| WORK ITEM |
Based on the entries below, how many lines contain the word "your"? Respond with only the number.
(MATERIAL FOR THE TASK begins)
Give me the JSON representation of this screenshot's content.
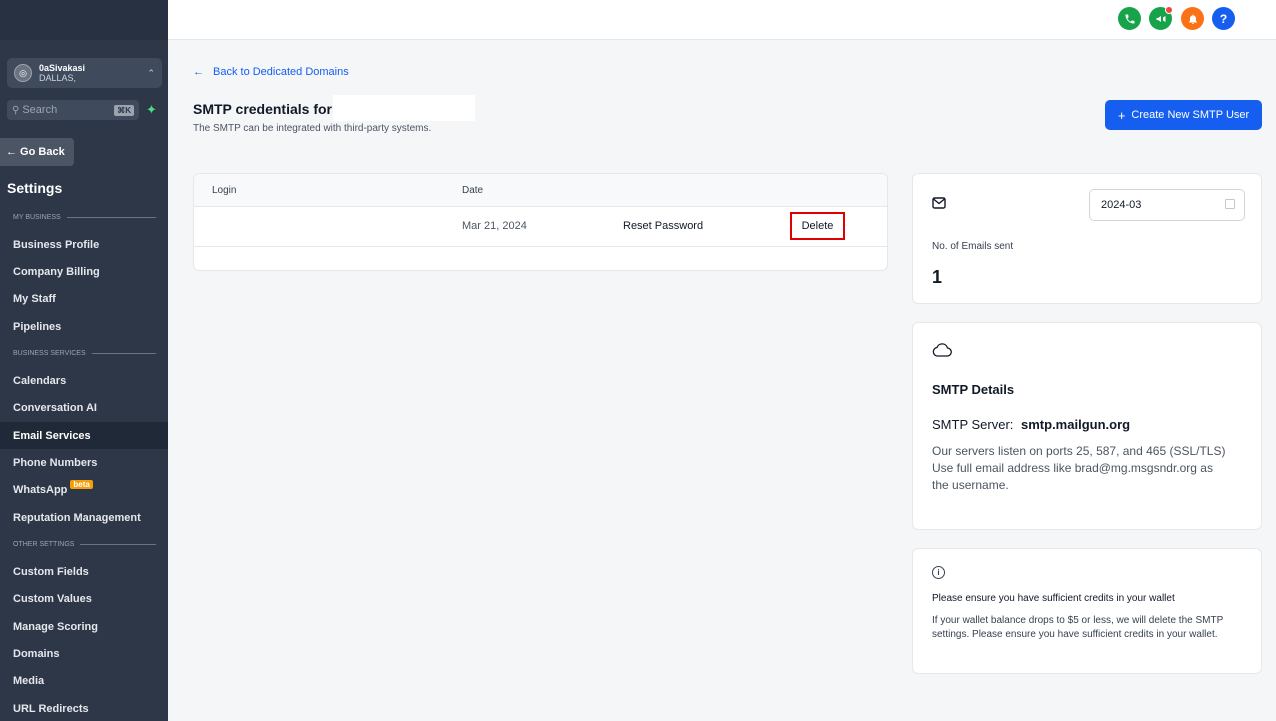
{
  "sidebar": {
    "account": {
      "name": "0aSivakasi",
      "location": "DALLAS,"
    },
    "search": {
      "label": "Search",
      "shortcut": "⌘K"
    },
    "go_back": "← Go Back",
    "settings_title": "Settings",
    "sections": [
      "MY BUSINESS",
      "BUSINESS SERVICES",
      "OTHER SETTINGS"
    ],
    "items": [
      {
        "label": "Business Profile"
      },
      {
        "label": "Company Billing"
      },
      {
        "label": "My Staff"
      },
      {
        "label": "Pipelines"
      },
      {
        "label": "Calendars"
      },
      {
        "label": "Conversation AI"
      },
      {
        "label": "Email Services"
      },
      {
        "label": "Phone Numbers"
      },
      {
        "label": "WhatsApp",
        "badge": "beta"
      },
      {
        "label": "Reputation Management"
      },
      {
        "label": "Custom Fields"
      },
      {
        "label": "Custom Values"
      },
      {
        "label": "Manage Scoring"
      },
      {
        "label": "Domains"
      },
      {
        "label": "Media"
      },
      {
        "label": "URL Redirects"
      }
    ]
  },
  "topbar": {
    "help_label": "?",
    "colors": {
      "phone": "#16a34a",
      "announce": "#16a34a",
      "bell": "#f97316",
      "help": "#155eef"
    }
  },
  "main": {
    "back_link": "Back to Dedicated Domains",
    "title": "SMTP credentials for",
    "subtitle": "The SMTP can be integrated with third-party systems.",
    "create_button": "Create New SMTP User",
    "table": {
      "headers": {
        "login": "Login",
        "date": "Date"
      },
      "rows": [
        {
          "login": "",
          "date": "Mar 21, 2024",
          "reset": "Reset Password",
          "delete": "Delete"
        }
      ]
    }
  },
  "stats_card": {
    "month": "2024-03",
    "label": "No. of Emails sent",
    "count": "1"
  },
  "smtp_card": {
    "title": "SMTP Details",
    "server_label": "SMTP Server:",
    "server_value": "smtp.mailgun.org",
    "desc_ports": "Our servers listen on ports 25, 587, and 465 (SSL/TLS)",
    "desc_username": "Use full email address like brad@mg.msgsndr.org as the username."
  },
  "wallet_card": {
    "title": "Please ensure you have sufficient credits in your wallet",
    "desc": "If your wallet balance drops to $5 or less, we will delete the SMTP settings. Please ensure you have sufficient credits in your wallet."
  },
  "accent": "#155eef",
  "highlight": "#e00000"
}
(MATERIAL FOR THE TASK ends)
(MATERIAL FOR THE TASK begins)
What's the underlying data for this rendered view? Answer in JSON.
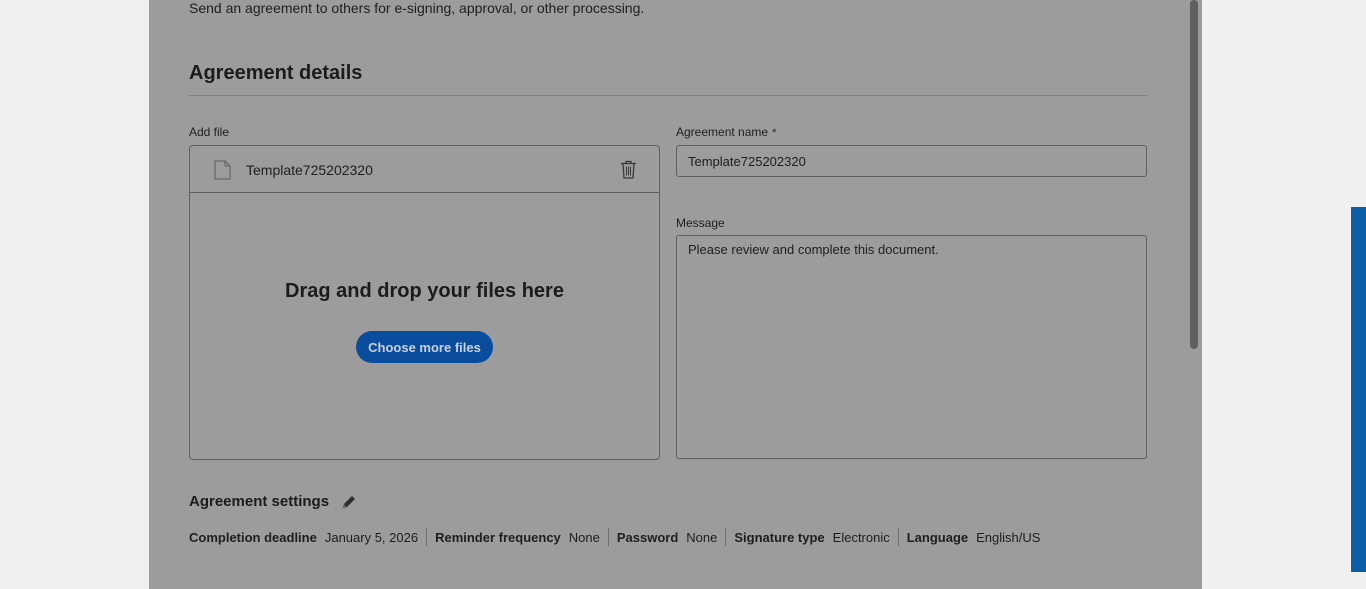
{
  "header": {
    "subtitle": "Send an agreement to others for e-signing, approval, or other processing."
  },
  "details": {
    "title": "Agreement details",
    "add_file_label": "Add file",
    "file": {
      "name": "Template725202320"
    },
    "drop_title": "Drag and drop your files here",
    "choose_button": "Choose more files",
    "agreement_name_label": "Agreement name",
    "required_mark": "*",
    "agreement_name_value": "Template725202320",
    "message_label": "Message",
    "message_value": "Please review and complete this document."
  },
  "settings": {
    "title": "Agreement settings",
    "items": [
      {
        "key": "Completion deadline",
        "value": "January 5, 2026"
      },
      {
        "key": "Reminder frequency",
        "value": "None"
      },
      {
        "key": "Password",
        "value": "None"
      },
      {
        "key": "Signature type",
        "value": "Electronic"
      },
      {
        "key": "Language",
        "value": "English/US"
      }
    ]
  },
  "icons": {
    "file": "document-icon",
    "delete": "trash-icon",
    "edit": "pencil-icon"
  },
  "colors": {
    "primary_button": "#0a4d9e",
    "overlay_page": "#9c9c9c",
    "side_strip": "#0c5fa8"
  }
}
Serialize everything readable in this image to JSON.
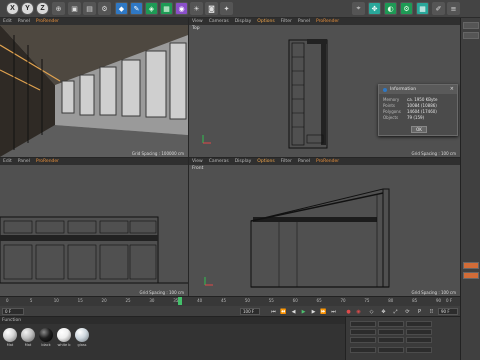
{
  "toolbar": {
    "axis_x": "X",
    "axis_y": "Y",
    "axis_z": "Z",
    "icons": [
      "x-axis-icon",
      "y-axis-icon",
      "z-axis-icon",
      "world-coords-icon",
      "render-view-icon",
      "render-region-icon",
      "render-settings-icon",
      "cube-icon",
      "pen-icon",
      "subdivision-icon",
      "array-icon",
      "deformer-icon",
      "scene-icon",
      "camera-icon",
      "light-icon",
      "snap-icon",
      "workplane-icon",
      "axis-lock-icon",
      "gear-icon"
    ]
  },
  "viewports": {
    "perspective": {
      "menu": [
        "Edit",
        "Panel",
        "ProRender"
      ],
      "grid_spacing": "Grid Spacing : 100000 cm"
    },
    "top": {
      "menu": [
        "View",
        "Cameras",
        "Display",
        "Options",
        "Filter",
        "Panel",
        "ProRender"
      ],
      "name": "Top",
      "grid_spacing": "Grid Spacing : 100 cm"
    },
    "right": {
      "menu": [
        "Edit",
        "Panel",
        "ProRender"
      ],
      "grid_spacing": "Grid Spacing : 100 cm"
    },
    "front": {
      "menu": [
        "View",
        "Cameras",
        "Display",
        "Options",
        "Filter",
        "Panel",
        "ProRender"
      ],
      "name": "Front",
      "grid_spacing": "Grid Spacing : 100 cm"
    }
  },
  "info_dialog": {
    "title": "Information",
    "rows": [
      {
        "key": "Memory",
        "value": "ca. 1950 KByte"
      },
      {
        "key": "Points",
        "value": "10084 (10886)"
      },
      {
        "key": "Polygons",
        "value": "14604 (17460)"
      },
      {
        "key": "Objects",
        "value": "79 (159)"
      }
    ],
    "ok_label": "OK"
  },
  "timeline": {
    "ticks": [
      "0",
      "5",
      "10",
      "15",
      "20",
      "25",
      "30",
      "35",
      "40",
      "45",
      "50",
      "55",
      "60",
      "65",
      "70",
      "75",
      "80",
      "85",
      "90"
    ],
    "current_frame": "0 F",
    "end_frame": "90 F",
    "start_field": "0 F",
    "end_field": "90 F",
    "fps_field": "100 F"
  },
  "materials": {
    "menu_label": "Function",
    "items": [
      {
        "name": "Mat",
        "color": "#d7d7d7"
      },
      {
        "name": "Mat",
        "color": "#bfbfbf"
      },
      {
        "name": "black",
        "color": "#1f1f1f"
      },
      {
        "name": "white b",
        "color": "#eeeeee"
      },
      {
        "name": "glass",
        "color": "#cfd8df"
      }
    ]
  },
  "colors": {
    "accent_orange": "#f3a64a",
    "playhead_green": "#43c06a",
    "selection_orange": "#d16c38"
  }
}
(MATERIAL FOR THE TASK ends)
| ANSWER SPACE |
3